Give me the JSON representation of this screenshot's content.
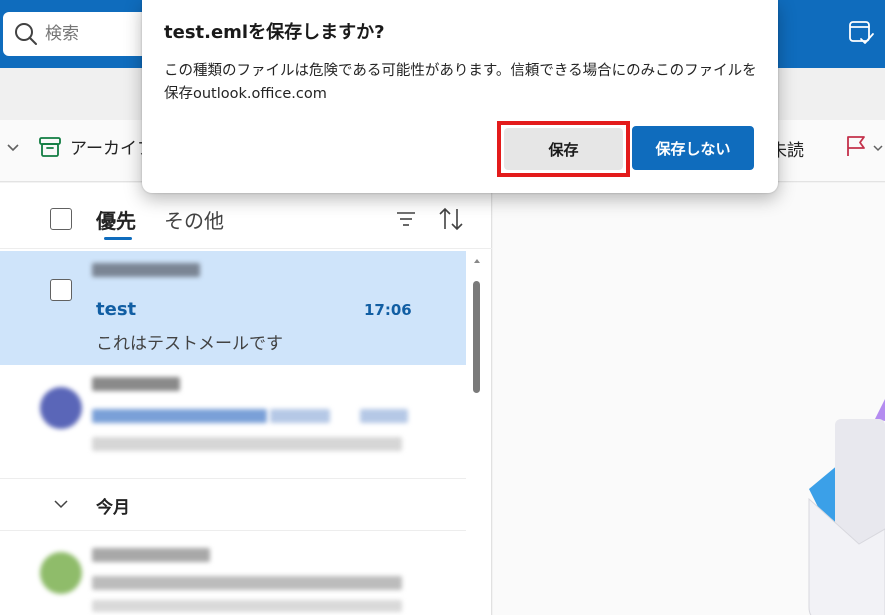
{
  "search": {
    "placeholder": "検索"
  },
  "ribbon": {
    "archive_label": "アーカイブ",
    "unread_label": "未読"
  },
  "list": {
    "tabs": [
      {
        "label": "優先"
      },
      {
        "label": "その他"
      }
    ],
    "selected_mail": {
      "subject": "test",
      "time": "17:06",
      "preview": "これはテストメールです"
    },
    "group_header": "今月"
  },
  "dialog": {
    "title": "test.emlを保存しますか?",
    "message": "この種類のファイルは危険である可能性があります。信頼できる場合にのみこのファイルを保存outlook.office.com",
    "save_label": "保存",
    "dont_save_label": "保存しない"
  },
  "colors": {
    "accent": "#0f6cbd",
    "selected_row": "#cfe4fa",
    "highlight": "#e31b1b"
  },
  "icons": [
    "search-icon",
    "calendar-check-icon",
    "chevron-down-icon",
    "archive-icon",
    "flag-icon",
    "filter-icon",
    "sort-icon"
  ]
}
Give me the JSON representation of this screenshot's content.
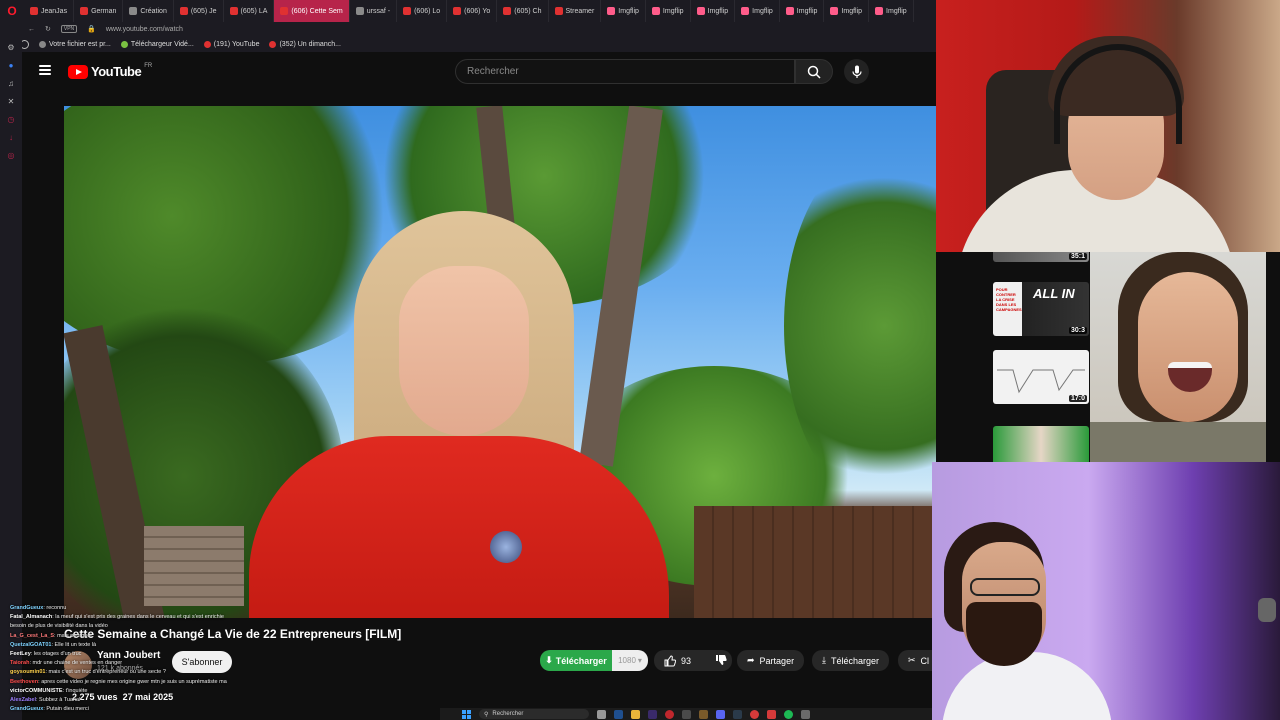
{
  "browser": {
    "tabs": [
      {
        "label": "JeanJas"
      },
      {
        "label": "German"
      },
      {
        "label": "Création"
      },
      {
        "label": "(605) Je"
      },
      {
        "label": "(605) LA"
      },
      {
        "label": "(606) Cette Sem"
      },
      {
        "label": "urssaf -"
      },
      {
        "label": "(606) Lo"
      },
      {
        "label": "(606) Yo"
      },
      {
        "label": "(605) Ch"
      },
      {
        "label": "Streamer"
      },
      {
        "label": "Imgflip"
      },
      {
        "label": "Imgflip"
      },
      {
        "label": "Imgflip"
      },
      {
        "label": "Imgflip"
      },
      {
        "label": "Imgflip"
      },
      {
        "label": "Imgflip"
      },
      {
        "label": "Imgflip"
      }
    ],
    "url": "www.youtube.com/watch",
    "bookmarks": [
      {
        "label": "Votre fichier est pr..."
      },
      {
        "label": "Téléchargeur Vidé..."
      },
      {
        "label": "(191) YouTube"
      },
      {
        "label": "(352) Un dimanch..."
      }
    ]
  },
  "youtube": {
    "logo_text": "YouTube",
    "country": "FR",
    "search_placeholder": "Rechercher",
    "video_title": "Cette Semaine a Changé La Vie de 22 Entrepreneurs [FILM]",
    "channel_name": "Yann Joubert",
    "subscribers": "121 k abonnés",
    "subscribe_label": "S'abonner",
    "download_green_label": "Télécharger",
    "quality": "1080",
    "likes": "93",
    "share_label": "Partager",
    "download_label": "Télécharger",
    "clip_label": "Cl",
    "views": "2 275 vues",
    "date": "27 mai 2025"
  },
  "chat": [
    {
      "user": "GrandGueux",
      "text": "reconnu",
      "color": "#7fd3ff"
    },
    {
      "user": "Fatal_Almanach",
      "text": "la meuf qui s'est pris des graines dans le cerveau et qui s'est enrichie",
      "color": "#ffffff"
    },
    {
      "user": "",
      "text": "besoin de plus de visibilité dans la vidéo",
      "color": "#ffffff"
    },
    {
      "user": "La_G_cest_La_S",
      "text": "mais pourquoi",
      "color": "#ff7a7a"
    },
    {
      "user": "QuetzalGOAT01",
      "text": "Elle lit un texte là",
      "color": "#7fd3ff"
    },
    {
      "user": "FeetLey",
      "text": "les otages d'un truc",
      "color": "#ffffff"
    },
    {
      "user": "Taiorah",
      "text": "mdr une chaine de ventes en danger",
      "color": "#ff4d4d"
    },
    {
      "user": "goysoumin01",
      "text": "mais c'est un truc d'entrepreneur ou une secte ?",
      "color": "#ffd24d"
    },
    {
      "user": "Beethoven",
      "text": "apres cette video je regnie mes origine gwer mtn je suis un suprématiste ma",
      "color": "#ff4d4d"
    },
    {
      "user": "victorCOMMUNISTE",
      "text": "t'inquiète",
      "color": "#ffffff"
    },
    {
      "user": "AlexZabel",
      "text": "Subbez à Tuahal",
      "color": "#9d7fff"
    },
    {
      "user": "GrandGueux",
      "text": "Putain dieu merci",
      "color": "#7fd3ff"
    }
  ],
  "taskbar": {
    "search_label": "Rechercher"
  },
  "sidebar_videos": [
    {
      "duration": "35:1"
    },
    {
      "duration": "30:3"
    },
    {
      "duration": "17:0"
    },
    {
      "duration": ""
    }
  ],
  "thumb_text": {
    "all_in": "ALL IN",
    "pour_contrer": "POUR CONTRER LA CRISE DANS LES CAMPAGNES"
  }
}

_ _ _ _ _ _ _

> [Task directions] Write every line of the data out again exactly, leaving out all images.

> [Response area]
Give me the JSON representation of this screenshot's content.
{
  "search": {
    "placeholder": "検索"
  },
  "ribbon": {
    "archive_label": "アーカイブ",
    "unread_label": "未読"
  },
  "list": {
    "tabs": [
      {
        "label": "優先"
      },
      {
        "label": "その他"
      }
    ],
    "selected_mail": {
      "subject": "test",
      "time": "17:06",
      "preview": "これはテストメールです"
    },
    "group_header": "今月"
  },
  "dialog": {
    "title": "test.emlを保存しますか?",
    "message": "この種類のファイルは危険である可能性があります。信頼できる場合にのみこのファイルを保存outlook.office.com",
    "save_label": "保存",
    "dont_save_label": "保存しない"
  },
  "colors": {
    "accent": "#0f6cbd",
    "selected_row": "#cfe4fa",
    "highlight": "#e31b1b"
  },
  "icons": [
    "search-icon",
    "calendar-check-icon",
    "chevron-down-icon",
    "archive-icon",
    "flag-icon",
    "filter-icon",
    "sort-icon"
  ]
}
Give me the JSON representation of this screenshot's content.
{
  "browser": {
    "tabs": [
      {
        "label": "JeanJas"
      },
      {
        "label": "German"
      },
      {
        "label": "Création"
      },
      {
        "label": "(605) Je"
      },
      {
        "label": "(605) LA"
      },
      {
        "label": "(606) Cette Sem"
      },
      {
        "label": "urssaf -"
      },
      {
        "label": "(606) Lo"
      },
      {
        "label": "(606) Yo"
      },
      {
        "label": "(605) Ch"
      },
      {
        "label": "Streamer"
      },
      {
        "label": "Imgflip"
      },
      {
        "label": "Imgflip"
      },
      {
        "label": "Imgflip"
      },
      {
        "label": "Imgflip"
      },
      {
        "label": "Imgflip"
      },
      {
        "label": "Imgflip"
      },
      {
        "label": "Imgflip"
      }
    ],
    "url": "www.youtube.com/watch",
    "bookmarks": [
      {
        "label": "Votre fichier est pr..."
      },
      {
        "label": "Téléchargeur Vidé..."
      },
      {
        "label": "(191) YouTube"
      },
      {
        "label": "(352) Un dimanch..."
      }
    ]
  },
  "youtube": {
    "logo_text": "YouTube",
    "country": "FR",
    "search_placeholder": "Rechercher",
    "video_title": "Cette Semaine a Changé La Vie de 22 Entrepreneurs [FILM]",
    "channel_name": "Yann Joubert",
    "subscribers": "121 k abonnés",
    "subscribe_label": "S'abonner",
    "download_green_label": "Télécharger",
    "quality": "1080",
    "likes": "93",
    "share_label": "Partager",
    "download_label": "Télécharger",
    "clip_label": "Cl",
    "views": "2 275 vues",
    "date": "27 mai 2025"
  },
  "chat": [
    {
      "user": "GrandGueux",
      "text": "reconnu",
      "color": "#7fd3ff"
    },
    {
      "user": "Fatal_Almanach",
      "text": "la meuf qui s'est pris des graines dans le cerveau et qui s'est enrichie",
      "color": "#ffffff"
    },
    {
      "user": "",
      "text": "besoin de plus de visibilité dans la vidéo",
      "color": "#ffffff"
    },
    {
      "user": "La_G_cest_La_S",
      "text": "mais pourquoi",
      "color": "#ff7a7a"
    },
    {
      "user": "QuetzalGOAT01",
      "text": "Elle lit un texte là",
      "color": "#7fd3ff"
    },
    {
      "user": "FeetLey",
      "text": "les otages d'un truc",
      "color": "#ffffff"
    },
    {
      "user": "Taiorah",
      "text": "mdr une chaine de ventes en danger",
      "color": "#ff4d4d"
    },
    {
      "user": "goysoumin01",
      "text": "mais c'est un truc d'entrepreneur ou une secte ?",
      "color": "#ffd24d"
    },
    {
      "user": "Beethoven",
      "text": "apres cette video je regnie mes origine gwer mtn je suis un suprématiste ma",
      "color": "#ff4d4d"
    },
    {
      "user": "victorCOMMUNISTE",
      "text": "t'inquiète",
      "color": "#ffffff"
    },
    {
      "user": "AlexZabel",
      "text": "Subbez à Tuahal",
      "color": "#9d7fff"
    },
    {
      "user": "GrandGueux",
      "text": "Putain dieu merci",
      "color": "#7fd3ff"
    }
  ],
  "taskbar": {
    "search_label": "Rechercher"
  },
  "sidebar_videos": [
    {
      "duration": "35:1"
    },
    {
      "duration": "30:3"
    },
    {
      "duration": "17:0"
    },
    {
      "duration": ""
    }
  ],
  "thumb_text": {
    "all_in": "ALL IN",
    "pour_contrer": "POUR CONTRER LA CRISE DANS LES CAMPAGNES"
  }
}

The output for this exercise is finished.